▶ [What the exercise asks]: Write out each line of the entries below that holds the word "this".

▶ [Records for the exercise]:
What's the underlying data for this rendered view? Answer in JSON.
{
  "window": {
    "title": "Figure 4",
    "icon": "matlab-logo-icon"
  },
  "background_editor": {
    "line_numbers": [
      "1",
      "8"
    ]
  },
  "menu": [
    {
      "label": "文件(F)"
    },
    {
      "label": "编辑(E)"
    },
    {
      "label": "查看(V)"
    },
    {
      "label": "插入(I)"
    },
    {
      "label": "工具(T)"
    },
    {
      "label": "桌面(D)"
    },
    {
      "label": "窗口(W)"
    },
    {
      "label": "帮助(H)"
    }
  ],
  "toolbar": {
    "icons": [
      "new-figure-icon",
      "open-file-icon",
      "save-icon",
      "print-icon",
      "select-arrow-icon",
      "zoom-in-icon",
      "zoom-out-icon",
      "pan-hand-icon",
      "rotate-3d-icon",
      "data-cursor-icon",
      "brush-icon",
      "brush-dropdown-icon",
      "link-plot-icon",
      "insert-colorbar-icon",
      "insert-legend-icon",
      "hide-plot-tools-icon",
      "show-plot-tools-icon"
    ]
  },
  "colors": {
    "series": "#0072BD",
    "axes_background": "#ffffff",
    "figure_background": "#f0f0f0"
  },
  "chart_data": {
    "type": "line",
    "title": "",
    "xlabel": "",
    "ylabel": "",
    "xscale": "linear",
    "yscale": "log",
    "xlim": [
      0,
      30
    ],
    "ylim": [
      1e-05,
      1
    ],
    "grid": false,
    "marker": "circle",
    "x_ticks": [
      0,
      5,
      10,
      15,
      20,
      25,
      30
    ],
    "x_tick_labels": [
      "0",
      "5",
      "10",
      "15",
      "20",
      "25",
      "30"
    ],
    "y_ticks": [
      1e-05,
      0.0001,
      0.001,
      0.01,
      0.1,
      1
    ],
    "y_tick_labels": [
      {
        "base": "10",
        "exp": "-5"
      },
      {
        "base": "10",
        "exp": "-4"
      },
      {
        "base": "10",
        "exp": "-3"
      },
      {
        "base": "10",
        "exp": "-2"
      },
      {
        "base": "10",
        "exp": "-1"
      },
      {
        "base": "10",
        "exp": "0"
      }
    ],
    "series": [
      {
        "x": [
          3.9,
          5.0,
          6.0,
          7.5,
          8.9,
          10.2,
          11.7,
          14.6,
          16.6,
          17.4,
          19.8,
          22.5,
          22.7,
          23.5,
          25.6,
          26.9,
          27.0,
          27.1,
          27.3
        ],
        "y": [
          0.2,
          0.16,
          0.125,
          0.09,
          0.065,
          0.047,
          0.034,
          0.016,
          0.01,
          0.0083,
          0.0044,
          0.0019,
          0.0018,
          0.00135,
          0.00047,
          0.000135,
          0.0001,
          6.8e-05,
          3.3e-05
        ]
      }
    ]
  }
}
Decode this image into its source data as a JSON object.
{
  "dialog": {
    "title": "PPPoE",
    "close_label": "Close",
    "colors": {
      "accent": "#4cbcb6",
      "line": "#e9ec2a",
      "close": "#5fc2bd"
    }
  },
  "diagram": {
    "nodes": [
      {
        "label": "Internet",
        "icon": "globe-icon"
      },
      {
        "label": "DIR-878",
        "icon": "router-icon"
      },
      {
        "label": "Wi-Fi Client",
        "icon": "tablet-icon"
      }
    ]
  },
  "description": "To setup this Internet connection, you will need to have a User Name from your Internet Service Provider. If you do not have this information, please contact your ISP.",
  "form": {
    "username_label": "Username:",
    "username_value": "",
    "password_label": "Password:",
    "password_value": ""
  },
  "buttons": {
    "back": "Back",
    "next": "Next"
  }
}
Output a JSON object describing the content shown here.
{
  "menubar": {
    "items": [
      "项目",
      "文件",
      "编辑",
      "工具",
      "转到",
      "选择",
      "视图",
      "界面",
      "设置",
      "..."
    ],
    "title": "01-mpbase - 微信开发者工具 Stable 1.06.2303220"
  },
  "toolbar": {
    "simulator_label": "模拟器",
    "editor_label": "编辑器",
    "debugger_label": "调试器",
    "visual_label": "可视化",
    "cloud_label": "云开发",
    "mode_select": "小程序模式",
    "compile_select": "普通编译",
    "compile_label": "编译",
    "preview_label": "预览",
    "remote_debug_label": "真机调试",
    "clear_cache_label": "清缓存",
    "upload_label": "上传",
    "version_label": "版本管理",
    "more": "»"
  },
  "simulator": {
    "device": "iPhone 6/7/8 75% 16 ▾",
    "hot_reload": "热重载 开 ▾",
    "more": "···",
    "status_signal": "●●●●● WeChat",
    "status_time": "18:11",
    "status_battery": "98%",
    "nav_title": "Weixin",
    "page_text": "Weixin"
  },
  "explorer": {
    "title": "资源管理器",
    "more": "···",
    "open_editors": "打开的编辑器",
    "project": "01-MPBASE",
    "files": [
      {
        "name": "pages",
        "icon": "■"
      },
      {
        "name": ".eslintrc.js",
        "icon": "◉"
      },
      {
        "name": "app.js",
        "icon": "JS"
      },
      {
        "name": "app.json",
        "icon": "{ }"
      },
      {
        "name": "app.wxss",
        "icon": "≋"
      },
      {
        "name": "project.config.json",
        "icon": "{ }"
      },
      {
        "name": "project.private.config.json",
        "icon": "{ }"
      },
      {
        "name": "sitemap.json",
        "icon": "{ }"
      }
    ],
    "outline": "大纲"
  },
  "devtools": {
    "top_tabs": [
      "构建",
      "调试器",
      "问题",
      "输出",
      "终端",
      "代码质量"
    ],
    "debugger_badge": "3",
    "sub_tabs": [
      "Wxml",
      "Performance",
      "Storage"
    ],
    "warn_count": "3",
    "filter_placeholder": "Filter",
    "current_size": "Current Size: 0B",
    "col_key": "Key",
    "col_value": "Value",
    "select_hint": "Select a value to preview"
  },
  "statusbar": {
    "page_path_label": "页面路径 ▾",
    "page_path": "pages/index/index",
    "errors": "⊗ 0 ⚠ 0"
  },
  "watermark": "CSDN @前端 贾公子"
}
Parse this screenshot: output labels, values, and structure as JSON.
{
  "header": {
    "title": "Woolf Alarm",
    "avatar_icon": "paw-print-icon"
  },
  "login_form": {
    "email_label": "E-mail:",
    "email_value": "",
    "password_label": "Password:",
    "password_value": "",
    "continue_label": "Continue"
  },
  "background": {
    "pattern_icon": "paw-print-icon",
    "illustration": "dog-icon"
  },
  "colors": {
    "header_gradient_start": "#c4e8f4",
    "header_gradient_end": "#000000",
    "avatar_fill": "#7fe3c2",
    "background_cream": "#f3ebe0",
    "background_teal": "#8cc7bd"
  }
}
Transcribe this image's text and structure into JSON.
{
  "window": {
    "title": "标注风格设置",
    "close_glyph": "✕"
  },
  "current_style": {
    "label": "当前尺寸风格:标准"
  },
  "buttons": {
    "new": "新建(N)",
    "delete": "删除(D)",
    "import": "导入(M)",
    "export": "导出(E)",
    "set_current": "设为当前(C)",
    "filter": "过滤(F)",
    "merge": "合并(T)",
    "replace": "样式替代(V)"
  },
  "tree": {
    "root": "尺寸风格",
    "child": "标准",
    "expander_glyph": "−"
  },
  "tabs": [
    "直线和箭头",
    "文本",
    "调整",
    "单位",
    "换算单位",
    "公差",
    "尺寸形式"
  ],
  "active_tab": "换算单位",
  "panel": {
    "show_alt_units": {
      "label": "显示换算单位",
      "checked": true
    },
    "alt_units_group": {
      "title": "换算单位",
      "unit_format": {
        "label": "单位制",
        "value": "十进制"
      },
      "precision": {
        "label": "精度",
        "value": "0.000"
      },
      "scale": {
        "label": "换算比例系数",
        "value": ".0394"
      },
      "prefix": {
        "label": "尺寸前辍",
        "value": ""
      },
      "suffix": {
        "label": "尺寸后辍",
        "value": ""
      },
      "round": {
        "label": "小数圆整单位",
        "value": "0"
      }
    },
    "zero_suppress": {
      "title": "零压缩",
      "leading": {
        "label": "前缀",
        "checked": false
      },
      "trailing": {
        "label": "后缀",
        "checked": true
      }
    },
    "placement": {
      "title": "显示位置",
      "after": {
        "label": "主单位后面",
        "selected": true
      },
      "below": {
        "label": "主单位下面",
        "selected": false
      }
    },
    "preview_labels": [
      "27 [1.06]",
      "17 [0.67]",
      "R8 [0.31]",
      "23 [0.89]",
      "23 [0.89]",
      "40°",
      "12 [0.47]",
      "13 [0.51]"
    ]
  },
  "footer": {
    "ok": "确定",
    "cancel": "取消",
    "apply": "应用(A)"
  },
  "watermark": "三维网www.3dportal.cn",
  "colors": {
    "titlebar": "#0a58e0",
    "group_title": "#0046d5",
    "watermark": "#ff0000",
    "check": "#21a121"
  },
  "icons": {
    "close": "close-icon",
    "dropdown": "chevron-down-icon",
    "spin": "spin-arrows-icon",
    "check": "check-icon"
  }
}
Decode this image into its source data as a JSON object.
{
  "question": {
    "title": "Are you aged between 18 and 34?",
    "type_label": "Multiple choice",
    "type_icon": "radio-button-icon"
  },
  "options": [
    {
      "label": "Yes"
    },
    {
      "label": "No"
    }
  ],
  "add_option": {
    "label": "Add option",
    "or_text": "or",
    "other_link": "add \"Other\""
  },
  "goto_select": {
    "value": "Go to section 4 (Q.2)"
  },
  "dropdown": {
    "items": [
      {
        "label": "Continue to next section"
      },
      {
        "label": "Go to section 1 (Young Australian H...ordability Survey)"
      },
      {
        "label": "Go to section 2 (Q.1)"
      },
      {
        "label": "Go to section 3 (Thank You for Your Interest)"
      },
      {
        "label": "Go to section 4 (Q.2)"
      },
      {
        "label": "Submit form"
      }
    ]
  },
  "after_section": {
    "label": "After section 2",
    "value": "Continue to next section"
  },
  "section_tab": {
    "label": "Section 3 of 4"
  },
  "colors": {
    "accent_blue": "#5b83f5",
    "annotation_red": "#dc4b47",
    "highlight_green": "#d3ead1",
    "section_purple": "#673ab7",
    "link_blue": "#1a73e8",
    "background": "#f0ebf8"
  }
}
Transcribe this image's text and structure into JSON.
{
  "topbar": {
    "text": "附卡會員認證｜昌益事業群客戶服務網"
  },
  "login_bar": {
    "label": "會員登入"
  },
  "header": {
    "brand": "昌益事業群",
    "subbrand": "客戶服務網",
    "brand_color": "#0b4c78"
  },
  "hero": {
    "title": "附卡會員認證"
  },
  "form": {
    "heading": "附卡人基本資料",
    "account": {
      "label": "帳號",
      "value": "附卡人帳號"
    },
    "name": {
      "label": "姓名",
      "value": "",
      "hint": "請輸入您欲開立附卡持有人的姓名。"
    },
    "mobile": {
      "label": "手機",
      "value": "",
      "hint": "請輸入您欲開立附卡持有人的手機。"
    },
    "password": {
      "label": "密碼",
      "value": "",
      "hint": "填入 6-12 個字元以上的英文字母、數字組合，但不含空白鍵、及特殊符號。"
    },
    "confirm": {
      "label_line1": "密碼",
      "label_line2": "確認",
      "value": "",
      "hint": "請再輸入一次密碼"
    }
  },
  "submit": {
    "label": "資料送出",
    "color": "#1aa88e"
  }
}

▶ [Task answer]:
What's the underlying data for this rendered view? Answer in JSON.
Decode this image into its source data as a JSON object.
  "description": "To setup this Internet connection, you will need to have a User Name from your Internet Service Provider. If you do not have this information, please contact your ISP.",
Parse this screenshot: output labels, values, and structure as JSON.
Transcribe this image's text and structure into JSON.
Decode this image into its source data as a JSON object.
Transcribe this image's text and structure into JSON.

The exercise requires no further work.